1. Handbook
  2. Subjects
  3. Foundations of Social Policy

Foundations of Social Policy (SOCI90011)

Graduate courseworkPoints: 12.5On Campus (Parkville)

You’re viewing the 2017 Handbook. View archived Handbooks

Overview

Year of offer2017
Subject levelGraduate coursework
Subject codeSOCI90011
Campus
Parkville
Availability
February
FeesSubject EFTSL, Level, Discipline & Census Date

The subject engages with contemporary theories of social inclusion and capital with an emphasis on networks and their role in community strengthening, community building and regional economic development. The subject also engages in the role these strategies have in larger projects of social policy reform such as the Third Way, the Partnership movement and "joined-up" government. The subject will engage in specific social policy issues (health, housing, welfare, employment etc) as a means to investigate the use of social capital and network analysis techniques.

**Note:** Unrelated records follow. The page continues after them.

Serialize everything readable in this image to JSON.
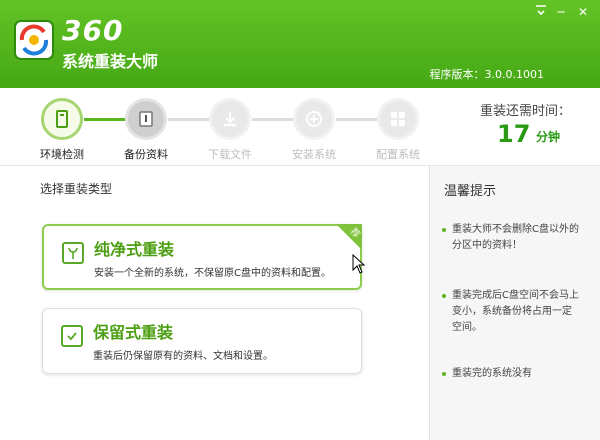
{
  "window": {
    "menu_icon": "menu-icon",
    "min_label": "─",
    "close_label": "✕"
  },
  "header": {
    "brand_number": "360",
    "brand_name": "系统重装大师",
    "version": "程序版本：3.0.0.1001"
  },
  "steps": [
    {
      "label": "环境检测",
      "icon": "monitor-icon",
      "state": "done"
    },
    {
      "label": "备份资料",
      "icon": "backup-icon",
      "state": "current"
    },
    {
      "label": "下载文件",
      "icon": "download-icon",
      "state": "pending"
    },
    {
      "label": "安装系统",
      "icon": "install-icon",
      "state": "pending"
    },
    {
      "label": "配置系统",
      "icon": "windows-icon",
      "state": "pending"
    }
  ],
  "time": {
    "title": "重装还需时间：",
    "value": "17",
    "unit": "分钟"
  },
  "main": {
    "title": "选择重装类型",
    "cards": [
      {
        "title": "纯净式重装",
        "desc": "安装一个全新的系统，不保留原C盘中的资料和配置。",
        "badge": "荐",
        "selected": true
      },
      {
        "title": "保留式重装",
        "desc": "重装后仍保留原有的资料、文档和设置。",
        "selected": false
      }
    ]
  },
  "sidebar": {
    "title": "温馨提示",
    "tips": [
      "重装大师不会删除C盘以外的分区中的资料！",
      "重装完成后C盘空间不会马上变小，系统备份将占用一定空间。",
      "重装完的系统没有"
    ]
  },
  "colors": {
    "header": "#45a814",
    "accent": "#4c9e12",
    "time": "#2a9a14"
  }
}
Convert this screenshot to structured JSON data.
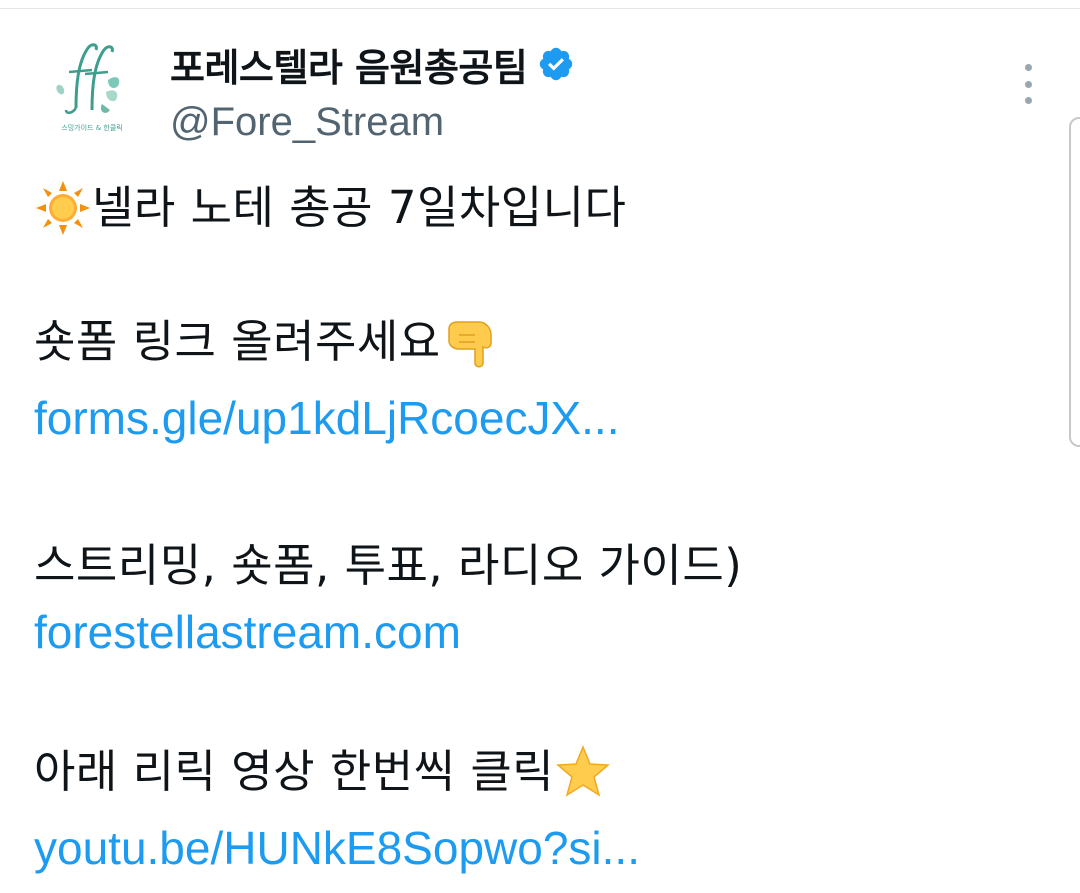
{
  "tweet": {
    "author": {
      "display_name": "포레스텔라 음원총공팀",
      "handle": "@Fore_Stream",
      "verified": true,
      "avatar_caption": "스밍가이드 & 한클릭"
    },
    "more_icon": "three-dots-vertical",
    "lines": {
      "l1_text": "넬라 노테 총공 7일차입니다",
      "l1_emoji": "sun",
      "l2_text": "숏폼 링크 올려주세요",
      "l2_emoji": "pointing-down-hand",
      "l3_link": "forms.gle/up1kdLjRcoecJX...",
      "l4_text": "스트리밍, 숏폼, 투표, 라디오 가이드)",
      "l5_link": "forestellastream.com",
      "l6_text": "아래 리릭 영상 한번씩 클릭",
      "l6_emoji": "star",
      "l7_link": "youtu.be/HUNkE8Sopwo?si..."
    }
  },
  "colors": {
    "link": "#1d9bf0",
    "text": "#0f1419",
    "handle": "#536471",
    "verified": "#1d9bf0"
  }
}
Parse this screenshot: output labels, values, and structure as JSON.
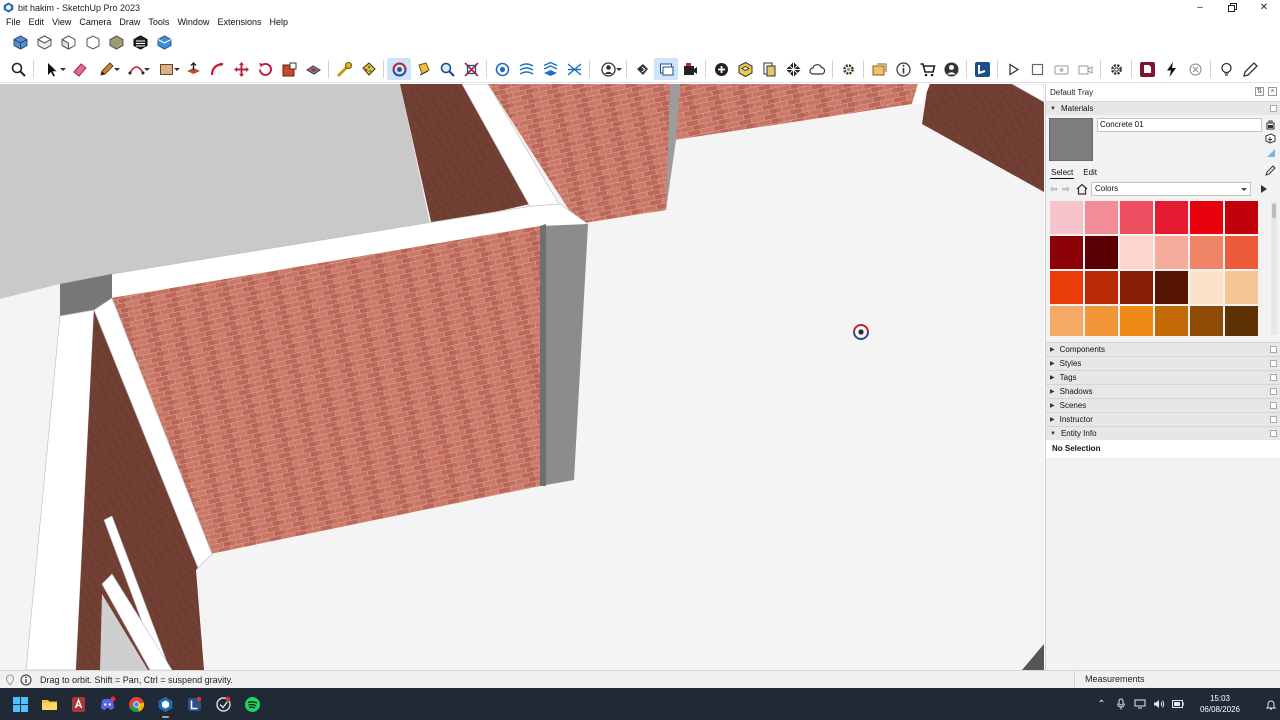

Intended learning outcomes

On completion of this subject students should:

• understand the theories of social inclusion and social capital formation as they apply to social policy issues in income support, employment, health, education, culture, housing and community care;

• understand social and economic development as an integrated process from the perspective of both the social policy literature and the development literature;

• understand the analytical implications of different social policy frameworks such as social inclusion and social capital;

• understand the theories and strategies of 'joined up' government and the role of networks in social governance;

• have a sound understanding of the use of comparative perspectives.

Generic skills

On completion of this subject students should:

  • be able to apply research skills and critical methods to a field of inquiry;
  • be able to develop persuasive arguments on a given topic;
  • be able to communicate oral and written arguments and ideas effectively and articulately.

Last updated: 29 April 2017